===== Data

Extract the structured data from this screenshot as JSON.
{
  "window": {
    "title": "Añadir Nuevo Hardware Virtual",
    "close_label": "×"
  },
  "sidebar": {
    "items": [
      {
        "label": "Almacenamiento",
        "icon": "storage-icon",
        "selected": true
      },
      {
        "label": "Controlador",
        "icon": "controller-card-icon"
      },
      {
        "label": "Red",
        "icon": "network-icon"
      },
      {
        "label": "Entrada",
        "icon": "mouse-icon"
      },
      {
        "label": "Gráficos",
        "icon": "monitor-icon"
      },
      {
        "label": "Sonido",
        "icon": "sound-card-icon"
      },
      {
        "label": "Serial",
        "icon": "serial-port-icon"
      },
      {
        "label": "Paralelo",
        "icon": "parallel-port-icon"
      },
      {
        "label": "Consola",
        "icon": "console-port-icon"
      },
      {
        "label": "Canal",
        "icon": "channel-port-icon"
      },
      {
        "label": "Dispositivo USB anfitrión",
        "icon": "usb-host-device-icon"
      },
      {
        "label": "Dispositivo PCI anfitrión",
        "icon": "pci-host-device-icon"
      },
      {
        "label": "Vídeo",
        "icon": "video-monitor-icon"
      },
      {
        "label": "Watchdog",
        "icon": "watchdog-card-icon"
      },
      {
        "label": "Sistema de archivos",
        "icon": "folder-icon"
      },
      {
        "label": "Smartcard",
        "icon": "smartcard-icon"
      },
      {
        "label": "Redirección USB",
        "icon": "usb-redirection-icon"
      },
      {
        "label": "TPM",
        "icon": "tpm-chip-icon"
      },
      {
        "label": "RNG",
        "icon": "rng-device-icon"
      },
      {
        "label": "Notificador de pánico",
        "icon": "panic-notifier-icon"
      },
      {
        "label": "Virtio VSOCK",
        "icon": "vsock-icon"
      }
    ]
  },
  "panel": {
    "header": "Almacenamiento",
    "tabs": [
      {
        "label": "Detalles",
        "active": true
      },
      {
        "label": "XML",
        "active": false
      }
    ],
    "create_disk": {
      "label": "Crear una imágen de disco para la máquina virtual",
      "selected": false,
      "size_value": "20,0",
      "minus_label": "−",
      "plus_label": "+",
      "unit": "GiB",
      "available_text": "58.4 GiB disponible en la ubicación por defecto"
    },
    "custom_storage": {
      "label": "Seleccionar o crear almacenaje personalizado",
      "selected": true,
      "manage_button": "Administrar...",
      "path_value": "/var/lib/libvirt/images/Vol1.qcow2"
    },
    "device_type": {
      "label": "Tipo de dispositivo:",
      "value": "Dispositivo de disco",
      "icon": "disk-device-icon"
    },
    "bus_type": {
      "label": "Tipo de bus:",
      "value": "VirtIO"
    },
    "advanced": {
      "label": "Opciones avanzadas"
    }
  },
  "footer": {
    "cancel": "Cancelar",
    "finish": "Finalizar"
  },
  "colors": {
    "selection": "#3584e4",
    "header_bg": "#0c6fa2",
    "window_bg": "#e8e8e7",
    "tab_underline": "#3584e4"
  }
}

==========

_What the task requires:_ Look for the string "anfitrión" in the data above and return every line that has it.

_Written answer:_
        "label": "Dispositivo USB anfitrión",
        "label": "Dispositivo PCI anfitrión",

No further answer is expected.